As a writer, the worst thing you can do is work in an environment of fear of rejection.
If you’ve sent your work out before, you’re probably familiar with responses like this one: “Thank you for letting us read [insert name of piece here], but . . .”
Ah, the dreaded “but.” A writer’s worst enemy.
Or is it?
Each time we let our work leave the nest, there’s a niggling worry that our poor words may not remember how to fly. We’re afraid they’ll flop into a broken, wingless mess. We’re afraid someone will tell us we’re not good enough. Sometimes this fear is so great that we don’t send anything out at all. We condemn our work before it’s even had a shot.
It’s all too easy to get emotional about rejections — to make excuses: “Oh, the subject I’ve written about is too ‘out there.’ ” “The piece isn’t/wasn’t ready.” “Everything I write is crap.” “They want this kind of thing now because it sells, not the stuff I write . . .” “I’m not a poet.” (This one was mine, and alas the first thing I got published was a poem.)
There are any number of reasons a piece may be rejected. None of which you’re likely to guess. And in the end, the reasons don’t matter. Rejection doesn’t mean you’re not good enough. It doesn’t mean the editors or the agents or the magazines didn’t like your work.
Rejection means one thing and one thing only: You have to keep fighting.
Yes, it sucks waiting 2-6 months only to get a “Thank you, but . . .” Yes, it’s dull work, foraging through countless magazines and agents, trying to find people and places that will best represent your voice, only to have to do it again and again and again. And YES, the moments of doubt are an unwanted burden. But rejection is better than the silence. If you’re getting rejected, you’re getting your work out there. You’re taking the time to do something for your writing. And for yourself.
That’s certainly better than letting your work sit in a drawer somewhere, isn’t it? I think most writers dream about publishing their stories. But successful writers are the ones who do something to make those dreams a reality — no matter how long it takes. They take chances. They trust their words. They persevere.
BE one of those writers.
Rejoice every time you get a “Thank you, but . . .” It means one more person has taken the time to hear what you have to say. Post them on the wall to remind yourself you’ve narrowed down your list, you’ve weeded out one more editor, agent, or literary magazine that wasn’t right for your piece.
But most of all (and I can’t stress this enough):
Fight for your rejections. Every time you get one, you’re one step closer to an acceptance. Fight for your words. If you won’t fight for them, then who will? Fight even if you’re fighting to fail. Because if you don’t fail, how do you eventually succeed?
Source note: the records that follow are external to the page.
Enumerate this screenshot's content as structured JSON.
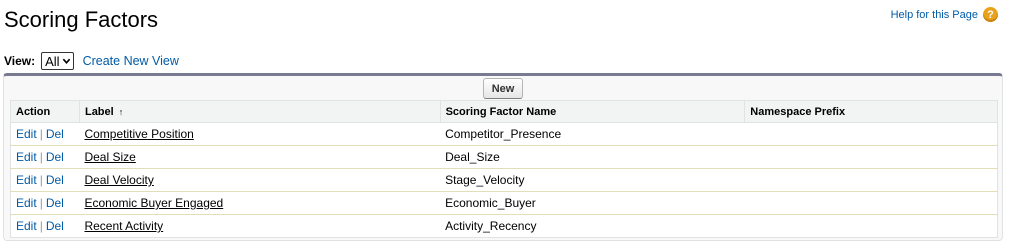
{
  "header": {
    "title": "Scoring Factors",
    "help_label": "Help for this Page",
    "help_icon": "question-icon",
    "help_icon_glyph": "?"
  },
  "view": {
    "label": "View:",
    "selected": "All",
    "create_new_label": "Create New View"
  },
  "toolbar": {
    "new_label": "New"
  },
  "table": {
    "columns": [
      "Action",
      "Label",
      "Scoring Factor Name",
      "Namespace Prefix"
    ],
    "sort_indicator": "↑",
    "action_edit": "Edit",
    "action_sep": "|",
    "action_del": "Del",
    "rows": [
      {
        "label": "Competitive Position",
        "name": "Competitor_Presence",
        "namespace": ""
      },
      {
        "label": "Deal Size",
        "name": "Deal_Size",
        "namespace": ""
      },
      {
        "label": "Deal Velocity",
        "name": "Stage_Velocity",
        "namespace": ""
      },
      {
        "label": "Economic Buyer Engaged",
        "name": "Economic_Buyer",
        "namespace": ""
      },
      {
        "label": "Recent Activity",
        "name": "Activity_Recency",
        "namespace": ""
      }
    ]
  },
  "colors": {
    "link": "#015ba7",
    "panel_top_border": "#777a91",
    "help_icon": "#e9a21c"
  }
}
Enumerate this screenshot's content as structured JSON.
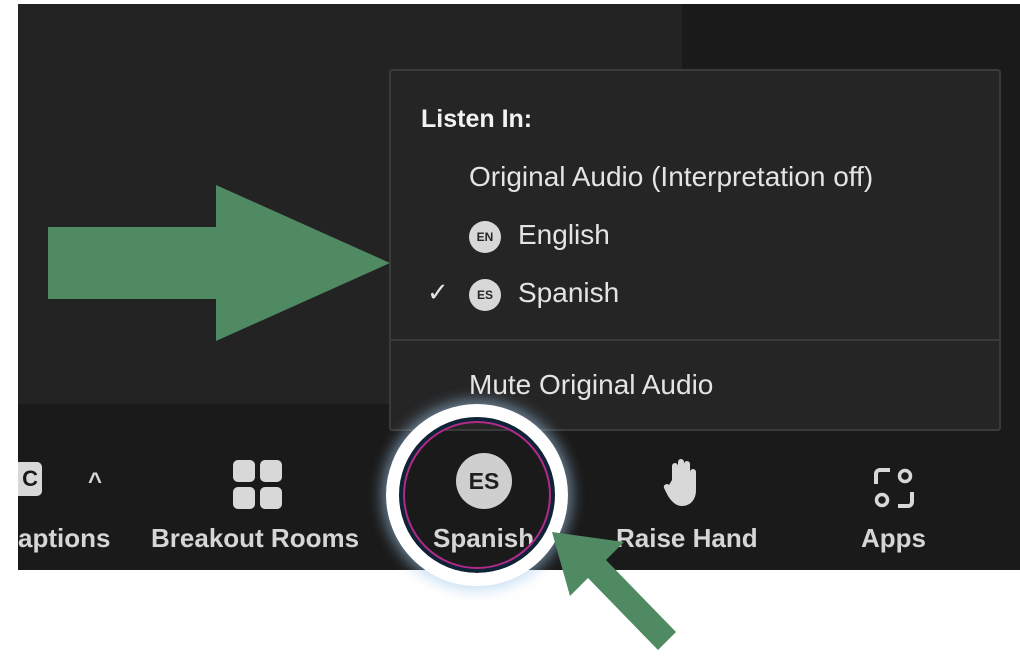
{
  "popup": {
    "heading": "Listen In:",
    "options": [
      {
        "label": "Original Audio (Interpretation off)",
        "badge": "",
        "checked": false
      },
      {
        "label": "English",
        "badge": "EN",
        "checked": false
      },
      {
        "label": "Spanish",
        "badge": "ES",
        "checked": true
      }
    ],
    "checkmark": "✓",
    "mute_label": "Mute Original Audio"
  },
  "toolbar": {
    "captions_icon_text": "C",
    "captions_label": "aptions",
    "caret": "^",
    "breakout_label": "Breakout Rooms",
    "language_badge": "ES",
    "language_label": "Spanish",
    "raise_hand_label": "Raise Hand",
    "apps_label": "Apps"
  },
  "colors": {
    "arrow": "#4f8a63",
    "background": "#1f1f1f",
    "popup": "#252525",
    "ring": "#ffffff",
    "ring_accent": "#b02a8a"
  }
}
You can’t expect to get anywhere if you won’t leave the tree.
So quit making excuses and let go. Take the first step.
Let your work fly.
I used to save all my rejection slips because I told myself, one day I’m going to autograph these and auction them. And then I lost the box.
—James Lee Burke
What’s your experience with rejection?